Data reported by Arizona hospitals indicates that while the number of COVID-19 patients in hospitals is rising, the majority of both inpatient and ICU beds are occupied by non-COVID patients.

  • 78 percent of occupied inpatient beds are occupied by non-COVID related patients, with 22 percent of all inpatients reported by hospitals to be infected with or suspected to be infected with COVID-19.
  • 67 percent of occupied ICU beds are occupied by non-COVID related patients, with 33 percent of ICU patients infected with or suspected to be infected with COVID-19.
  • 24 percent of ICU beds and 20 percent of inpatient beds remain available statewide.

Public health monitors the health of Arizona’s health care system using data reported by hospitals and works to facilitate resource and staffing support at the local, state or federal level for facilities with assistance needs that exceed what is available through implementation of their emergency plans. Working together and using resources like the Arizona Surge Line and the Emergency System for Advanced Registration of Volunteer Healthcare Professionals, public health and hospitals will continue to support the health of Arizonans through this COVID-19 response.

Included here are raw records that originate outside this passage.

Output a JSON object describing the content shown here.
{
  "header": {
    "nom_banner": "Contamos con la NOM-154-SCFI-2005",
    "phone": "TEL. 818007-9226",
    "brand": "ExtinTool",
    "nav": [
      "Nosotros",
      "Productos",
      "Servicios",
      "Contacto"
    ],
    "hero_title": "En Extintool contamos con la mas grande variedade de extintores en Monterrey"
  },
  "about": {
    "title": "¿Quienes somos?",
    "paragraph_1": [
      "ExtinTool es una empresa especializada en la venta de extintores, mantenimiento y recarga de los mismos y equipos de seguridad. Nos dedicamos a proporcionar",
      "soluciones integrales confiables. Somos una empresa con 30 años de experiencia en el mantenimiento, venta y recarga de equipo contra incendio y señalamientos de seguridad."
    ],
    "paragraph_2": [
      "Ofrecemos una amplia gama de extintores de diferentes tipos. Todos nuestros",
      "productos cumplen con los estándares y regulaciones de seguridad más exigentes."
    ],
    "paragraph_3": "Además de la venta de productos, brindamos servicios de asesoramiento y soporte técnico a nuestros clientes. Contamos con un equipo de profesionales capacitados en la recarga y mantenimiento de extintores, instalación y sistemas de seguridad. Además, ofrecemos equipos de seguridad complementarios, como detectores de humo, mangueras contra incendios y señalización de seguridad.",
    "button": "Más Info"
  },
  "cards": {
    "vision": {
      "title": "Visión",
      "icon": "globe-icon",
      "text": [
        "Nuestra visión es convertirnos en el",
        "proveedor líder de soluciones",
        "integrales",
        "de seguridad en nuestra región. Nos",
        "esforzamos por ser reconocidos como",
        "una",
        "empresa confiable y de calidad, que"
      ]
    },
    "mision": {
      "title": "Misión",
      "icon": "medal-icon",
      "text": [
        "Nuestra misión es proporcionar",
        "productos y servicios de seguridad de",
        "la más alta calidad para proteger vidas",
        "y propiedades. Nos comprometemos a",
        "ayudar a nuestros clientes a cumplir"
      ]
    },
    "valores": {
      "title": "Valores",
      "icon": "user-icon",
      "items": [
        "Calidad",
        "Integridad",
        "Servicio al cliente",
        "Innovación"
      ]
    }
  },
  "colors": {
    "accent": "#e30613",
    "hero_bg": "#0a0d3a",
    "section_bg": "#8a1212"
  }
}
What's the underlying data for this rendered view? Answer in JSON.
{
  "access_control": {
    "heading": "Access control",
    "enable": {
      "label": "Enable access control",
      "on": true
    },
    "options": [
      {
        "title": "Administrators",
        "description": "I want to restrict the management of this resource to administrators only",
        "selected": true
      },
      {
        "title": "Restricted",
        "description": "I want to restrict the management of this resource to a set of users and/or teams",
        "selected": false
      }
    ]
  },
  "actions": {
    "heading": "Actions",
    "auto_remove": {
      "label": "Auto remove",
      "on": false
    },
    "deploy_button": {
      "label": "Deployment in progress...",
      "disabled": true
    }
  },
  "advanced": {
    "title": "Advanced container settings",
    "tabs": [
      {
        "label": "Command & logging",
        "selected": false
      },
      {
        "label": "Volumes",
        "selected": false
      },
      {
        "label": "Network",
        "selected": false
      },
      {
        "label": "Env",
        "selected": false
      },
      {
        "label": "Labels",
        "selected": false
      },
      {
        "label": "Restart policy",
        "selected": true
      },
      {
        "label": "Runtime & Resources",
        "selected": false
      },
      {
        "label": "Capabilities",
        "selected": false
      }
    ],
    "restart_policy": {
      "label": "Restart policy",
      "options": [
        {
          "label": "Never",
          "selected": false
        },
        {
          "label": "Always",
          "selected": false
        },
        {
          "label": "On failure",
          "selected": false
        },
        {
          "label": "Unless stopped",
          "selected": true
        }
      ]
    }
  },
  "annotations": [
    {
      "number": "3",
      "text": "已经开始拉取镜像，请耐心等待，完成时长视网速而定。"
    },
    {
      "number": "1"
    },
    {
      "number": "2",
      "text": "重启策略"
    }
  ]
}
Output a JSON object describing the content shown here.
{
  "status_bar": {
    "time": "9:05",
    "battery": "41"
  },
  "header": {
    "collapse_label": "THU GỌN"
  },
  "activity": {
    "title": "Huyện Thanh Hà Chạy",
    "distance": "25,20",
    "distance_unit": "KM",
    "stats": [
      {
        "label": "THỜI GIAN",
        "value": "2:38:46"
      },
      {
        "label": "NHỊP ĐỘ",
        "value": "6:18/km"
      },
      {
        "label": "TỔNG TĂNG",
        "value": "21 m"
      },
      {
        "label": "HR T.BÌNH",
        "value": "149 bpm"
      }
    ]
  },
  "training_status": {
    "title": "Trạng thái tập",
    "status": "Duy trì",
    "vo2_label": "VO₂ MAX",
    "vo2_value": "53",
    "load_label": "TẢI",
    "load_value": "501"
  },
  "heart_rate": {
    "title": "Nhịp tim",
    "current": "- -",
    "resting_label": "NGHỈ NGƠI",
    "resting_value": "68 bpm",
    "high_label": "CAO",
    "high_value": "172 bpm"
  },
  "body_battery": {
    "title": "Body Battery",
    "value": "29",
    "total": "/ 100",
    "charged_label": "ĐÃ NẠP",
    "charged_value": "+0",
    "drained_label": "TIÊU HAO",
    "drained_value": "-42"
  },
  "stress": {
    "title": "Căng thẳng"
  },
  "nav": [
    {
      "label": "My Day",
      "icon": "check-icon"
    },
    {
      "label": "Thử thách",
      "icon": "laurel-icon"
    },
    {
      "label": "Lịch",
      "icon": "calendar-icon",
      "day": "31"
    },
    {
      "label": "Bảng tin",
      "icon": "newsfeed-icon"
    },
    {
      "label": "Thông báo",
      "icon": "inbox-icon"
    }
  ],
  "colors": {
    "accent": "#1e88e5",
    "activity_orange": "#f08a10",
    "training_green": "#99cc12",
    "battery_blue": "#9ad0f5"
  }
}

ADHS activated its Health Emergency Operations Center on January 27 after the first case of travel-associated COVID-19 was confirmed in Arizona. The Health Emergency Operations Center remains open to coordinate the state’s response to the COVID-19 outbreak. For more information about Arizona’s response to the COVID-19 outbreak, click here.